= PROBLEM DESCRIPTION =
Take every line from the data that has the word "депозитов" in it.

DATA TO PROCESS section start

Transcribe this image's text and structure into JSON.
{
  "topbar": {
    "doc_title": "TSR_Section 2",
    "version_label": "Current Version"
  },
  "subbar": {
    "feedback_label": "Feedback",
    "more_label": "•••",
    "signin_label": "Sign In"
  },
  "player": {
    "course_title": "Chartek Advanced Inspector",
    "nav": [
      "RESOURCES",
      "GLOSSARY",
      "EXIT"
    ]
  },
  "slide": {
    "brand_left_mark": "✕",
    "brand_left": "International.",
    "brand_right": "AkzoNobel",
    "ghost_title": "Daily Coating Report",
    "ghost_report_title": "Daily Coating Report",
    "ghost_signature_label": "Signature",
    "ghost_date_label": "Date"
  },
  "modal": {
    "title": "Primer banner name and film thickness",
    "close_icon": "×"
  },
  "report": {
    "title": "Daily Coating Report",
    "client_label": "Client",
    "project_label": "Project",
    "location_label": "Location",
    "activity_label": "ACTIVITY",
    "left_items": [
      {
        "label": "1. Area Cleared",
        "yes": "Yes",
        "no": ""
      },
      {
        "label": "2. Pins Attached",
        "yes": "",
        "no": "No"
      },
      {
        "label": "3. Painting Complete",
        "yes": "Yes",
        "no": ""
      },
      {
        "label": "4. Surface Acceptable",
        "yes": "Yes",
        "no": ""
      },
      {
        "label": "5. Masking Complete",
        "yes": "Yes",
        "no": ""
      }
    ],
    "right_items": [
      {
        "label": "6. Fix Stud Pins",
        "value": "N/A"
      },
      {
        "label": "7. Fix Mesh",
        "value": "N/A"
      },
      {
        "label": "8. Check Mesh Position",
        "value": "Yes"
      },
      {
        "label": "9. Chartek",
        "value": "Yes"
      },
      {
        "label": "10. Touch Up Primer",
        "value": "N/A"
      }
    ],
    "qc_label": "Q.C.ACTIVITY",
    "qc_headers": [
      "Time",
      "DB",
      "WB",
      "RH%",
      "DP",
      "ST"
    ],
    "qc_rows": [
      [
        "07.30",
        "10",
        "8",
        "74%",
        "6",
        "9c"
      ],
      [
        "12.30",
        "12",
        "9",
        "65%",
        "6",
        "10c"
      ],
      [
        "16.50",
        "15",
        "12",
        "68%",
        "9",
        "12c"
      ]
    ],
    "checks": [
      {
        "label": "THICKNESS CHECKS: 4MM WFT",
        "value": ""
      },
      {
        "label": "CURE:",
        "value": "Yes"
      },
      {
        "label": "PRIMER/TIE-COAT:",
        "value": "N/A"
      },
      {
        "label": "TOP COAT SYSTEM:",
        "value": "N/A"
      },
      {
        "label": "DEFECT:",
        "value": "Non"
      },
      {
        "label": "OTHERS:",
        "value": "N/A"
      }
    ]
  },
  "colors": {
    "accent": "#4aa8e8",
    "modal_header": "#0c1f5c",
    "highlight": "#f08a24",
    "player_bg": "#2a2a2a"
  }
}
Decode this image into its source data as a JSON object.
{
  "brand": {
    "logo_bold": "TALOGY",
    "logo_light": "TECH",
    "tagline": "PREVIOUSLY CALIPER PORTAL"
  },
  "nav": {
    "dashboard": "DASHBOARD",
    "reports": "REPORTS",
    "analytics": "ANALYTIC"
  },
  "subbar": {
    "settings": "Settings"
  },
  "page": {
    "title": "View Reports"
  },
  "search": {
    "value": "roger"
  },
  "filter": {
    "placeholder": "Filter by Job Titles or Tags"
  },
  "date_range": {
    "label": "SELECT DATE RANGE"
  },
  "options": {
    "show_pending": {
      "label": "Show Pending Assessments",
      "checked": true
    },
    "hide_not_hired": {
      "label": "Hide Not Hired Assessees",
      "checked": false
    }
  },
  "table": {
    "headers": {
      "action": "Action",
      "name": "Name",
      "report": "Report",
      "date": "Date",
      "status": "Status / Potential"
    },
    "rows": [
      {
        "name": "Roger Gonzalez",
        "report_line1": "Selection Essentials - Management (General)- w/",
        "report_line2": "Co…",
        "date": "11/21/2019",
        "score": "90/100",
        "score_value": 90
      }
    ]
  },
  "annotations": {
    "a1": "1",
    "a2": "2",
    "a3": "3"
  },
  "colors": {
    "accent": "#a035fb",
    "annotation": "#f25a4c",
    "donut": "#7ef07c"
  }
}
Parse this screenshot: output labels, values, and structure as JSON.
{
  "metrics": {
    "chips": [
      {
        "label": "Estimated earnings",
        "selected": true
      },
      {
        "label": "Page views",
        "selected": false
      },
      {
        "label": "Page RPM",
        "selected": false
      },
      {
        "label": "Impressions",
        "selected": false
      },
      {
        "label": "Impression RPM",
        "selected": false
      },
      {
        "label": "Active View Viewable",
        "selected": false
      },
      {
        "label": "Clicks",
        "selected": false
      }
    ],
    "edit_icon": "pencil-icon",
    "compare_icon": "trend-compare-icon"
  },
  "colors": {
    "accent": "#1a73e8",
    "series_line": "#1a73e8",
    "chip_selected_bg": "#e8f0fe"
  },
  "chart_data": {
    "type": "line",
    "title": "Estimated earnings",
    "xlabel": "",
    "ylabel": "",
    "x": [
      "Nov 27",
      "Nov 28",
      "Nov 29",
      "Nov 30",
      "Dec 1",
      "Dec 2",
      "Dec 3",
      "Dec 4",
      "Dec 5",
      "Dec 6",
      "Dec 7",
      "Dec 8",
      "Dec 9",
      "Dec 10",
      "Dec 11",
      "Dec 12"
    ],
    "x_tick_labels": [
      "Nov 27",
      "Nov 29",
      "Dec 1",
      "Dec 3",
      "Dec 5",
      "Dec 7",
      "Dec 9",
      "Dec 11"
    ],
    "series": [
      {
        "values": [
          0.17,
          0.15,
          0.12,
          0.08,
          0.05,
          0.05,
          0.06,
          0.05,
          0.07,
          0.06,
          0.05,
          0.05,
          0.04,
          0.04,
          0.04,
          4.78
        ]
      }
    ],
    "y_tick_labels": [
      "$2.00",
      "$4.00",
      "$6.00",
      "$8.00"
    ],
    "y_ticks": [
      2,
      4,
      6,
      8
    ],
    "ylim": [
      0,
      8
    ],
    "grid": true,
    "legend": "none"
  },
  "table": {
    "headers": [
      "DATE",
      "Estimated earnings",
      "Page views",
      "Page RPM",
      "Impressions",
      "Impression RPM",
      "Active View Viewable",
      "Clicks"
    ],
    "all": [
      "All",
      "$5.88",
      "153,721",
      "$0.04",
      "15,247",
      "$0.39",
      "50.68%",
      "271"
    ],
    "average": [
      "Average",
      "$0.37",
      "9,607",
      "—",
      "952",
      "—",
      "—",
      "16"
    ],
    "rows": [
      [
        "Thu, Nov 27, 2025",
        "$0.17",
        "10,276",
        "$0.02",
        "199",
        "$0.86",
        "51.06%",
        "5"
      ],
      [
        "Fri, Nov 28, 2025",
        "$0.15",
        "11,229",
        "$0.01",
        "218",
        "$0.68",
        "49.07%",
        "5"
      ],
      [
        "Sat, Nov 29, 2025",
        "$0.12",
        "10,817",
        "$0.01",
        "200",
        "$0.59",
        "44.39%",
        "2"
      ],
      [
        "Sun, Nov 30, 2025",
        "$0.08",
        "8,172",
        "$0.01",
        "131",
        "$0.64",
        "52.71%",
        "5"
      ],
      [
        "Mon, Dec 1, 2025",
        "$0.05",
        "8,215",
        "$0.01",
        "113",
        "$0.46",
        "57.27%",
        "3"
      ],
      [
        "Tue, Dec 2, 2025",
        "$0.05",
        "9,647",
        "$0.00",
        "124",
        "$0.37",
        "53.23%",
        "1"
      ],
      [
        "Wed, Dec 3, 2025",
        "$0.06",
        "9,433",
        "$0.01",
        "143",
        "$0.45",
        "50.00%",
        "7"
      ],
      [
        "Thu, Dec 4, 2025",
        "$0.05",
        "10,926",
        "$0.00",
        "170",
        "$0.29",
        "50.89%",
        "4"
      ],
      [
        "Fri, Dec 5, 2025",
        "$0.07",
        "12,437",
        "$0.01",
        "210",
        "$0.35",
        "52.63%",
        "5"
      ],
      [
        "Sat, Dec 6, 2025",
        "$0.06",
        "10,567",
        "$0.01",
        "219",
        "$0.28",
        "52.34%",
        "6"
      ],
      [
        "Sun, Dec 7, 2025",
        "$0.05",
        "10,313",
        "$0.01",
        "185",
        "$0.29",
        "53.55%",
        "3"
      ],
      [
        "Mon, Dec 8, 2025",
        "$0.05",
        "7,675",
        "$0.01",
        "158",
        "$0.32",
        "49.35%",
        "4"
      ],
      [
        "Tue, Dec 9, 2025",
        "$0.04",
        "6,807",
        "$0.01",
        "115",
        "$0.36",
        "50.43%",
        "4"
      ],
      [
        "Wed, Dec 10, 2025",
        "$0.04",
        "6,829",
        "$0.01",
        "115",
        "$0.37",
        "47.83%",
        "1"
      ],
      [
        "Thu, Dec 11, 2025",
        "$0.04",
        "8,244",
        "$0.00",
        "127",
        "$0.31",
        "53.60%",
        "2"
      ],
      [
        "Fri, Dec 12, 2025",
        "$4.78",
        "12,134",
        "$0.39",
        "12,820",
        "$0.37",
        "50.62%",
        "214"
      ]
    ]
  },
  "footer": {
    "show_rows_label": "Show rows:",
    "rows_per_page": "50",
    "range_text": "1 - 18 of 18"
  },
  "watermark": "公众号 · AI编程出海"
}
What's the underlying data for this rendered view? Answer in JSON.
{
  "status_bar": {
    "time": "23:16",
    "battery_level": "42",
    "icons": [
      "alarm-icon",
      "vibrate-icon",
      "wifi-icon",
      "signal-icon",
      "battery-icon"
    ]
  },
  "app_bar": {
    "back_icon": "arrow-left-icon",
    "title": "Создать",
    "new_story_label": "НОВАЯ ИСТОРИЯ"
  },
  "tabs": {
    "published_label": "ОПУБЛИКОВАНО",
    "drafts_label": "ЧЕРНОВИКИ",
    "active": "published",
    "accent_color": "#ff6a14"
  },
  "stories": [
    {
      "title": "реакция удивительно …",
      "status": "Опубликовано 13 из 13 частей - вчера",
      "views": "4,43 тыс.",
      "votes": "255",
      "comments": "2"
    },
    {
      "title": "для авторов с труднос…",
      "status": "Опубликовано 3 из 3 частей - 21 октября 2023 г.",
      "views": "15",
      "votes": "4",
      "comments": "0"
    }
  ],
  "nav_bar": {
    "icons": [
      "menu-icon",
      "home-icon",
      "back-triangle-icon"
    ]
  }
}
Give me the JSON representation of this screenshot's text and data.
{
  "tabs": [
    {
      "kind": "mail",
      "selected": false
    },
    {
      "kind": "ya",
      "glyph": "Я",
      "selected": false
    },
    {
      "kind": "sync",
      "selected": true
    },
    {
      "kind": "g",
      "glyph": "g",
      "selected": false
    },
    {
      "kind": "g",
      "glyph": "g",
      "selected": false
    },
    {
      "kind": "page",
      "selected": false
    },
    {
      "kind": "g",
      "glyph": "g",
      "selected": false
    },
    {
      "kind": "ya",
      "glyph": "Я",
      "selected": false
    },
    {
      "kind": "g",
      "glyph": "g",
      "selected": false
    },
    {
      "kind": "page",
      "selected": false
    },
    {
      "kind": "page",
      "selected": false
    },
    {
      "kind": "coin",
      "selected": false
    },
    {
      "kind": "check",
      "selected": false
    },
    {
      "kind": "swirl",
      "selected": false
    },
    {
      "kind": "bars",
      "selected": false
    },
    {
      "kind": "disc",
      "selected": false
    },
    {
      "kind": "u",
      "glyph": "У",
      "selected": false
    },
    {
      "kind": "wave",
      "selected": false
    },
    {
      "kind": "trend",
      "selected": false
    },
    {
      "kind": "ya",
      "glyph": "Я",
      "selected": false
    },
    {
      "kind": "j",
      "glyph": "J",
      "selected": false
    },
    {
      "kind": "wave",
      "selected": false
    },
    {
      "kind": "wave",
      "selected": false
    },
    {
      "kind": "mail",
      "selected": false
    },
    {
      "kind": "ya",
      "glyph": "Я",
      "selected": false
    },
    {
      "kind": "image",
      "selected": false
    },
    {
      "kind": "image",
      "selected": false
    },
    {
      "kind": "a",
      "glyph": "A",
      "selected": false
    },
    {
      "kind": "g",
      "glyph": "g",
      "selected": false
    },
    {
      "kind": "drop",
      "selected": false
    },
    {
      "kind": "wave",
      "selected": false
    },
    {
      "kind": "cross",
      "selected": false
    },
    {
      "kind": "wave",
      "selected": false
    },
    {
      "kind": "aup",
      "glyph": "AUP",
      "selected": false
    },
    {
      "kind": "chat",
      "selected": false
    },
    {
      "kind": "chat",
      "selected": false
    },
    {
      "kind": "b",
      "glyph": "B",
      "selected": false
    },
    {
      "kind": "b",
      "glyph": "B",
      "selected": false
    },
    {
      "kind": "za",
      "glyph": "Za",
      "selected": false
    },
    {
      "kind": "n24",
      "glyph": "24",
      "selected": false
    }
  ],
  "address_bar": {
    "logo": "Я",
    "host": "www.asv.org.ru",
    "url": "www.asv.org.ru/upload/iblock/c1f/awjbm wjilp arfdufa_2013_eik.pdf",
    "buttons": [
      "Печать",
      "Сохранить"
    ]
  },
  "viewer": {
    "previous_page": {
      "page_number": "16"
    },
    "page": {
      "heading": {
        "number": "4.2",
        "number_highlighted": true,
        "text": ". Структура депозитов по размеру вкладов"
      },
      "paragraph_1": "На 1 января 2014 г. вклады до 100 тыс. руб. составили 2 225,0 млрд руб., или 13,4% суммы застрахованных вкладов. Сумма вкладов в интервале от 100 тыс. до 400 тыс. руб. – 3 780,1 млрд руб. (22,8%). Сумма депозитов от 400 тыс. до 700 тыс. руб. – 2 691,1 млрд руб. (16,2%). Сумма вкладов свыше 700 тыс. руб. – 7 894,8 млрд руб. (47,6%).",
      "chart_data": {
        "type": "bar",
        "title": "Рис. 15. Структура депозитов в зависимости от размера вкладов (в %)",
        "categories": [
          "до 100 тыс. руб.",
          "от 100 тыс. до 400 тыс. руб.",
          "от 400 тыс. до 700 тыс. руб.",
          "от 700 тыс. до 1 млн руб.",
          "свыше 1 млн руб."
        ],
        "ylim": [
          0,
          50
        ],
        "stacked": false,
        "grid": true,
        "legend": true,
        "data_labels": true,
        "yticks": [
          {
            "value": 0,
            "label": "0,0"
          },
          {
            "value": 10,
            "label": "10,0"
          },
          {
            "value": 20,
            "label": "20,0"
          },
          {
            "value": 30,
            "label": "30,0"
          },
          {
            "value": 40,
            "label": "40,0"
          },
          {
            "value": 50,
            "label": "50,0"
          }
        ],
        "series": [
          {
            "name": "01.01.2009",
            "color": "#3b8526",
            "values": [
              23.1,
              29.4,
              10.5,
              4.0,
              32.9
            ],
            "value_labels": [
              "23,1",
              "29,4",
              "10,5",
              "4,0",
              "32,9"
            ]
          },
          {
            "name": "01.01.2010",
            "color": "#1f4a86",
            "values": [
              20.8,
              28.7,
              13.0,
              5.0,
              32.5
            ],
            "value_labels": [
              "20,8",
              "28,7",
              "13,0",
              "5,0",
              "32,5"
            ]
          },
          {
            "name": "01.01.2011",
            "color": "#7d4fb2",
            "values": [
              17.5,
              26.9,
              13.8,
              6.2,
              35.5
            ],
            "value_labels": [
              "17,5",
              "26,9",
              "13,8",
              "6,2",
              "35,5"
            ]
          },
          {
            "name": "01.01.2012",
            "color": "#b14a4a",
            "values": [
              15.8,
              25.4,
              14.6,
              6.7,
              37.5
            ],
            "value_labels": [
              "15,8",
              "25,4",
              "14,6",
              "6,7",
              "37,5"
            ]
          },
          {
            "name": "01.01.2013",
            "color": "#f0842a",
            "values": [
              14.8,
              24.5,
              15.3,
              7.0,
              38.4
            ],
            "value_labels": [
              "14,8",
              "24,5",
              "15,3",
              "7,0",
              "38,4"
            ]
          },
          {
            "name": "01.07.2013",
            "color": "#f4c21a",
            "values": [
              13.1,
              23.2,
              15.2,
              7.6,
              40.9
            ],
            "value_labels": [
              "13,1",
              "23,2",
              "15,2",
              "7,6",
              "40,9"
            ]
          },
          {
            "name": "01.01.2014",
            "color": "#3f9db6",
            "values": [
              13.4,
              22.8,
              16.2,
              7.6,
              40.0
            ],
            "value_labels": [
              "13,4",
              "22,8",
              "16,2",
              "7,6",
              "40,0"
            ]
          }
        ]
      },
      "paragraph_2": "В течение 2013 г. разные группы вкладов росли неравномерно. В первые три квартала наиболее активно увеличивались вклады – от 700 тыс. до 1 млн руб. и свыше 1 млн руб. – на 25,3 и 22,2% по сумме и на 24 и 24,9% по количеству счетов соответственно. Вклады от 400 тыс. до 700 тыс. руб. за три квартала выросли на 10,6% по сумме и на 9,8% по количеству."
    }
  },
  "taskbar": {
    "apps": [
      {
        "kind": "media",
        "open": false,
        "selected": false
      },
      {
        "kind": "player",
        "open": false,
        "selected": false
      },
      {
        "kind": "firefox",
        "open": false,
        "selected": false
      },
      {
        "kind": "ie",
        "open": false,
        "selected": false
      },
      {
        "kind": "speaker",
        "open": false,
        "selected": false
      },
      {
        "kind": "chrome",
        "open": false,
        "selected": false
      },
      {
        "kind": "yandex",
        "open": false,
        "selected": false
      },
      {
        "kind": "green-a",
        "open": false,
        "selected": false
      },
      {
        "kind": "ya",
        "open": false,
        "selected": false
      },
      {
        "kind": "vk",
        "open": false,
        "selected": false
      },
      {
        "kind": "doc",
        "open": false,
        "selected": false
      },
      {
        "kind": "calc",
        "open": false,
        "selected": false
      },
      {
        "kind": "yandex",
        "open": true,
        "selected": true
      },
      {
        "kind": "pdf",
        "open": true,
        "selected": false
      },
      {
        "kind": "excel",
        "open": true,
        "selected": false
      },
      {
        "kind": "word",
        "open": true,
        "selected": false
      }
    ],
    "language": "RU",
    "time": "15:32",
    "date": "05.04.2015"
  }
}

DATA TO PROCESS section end

= RESPONSE TO THIS EXERCISE =
        "text": ". Структура депозитов по размеру вкладов"
      "paragraph_1": "На 1 января 2014 г. вклады до 100 тыс. руб. составили 2 225,0 млрд руб., или 13,4% суммы застрахованных вкладов. Сумма вкладов в интервале от 100 тыс. до 400 тыс. руб. – 3 780,1 млрд руб. (22,8%). Сумма депозитов от 400 тыс. до 700 тыс. руб. – 2 691,1 млрд руб. (16,2%). Сумма вкладов свыше 700 тыс. руб. – 7 894,8 млрд руб. (47,6%).",
        "title": "Рис. 15. Структура депозитов в зависимости от размера вкладов (в %)",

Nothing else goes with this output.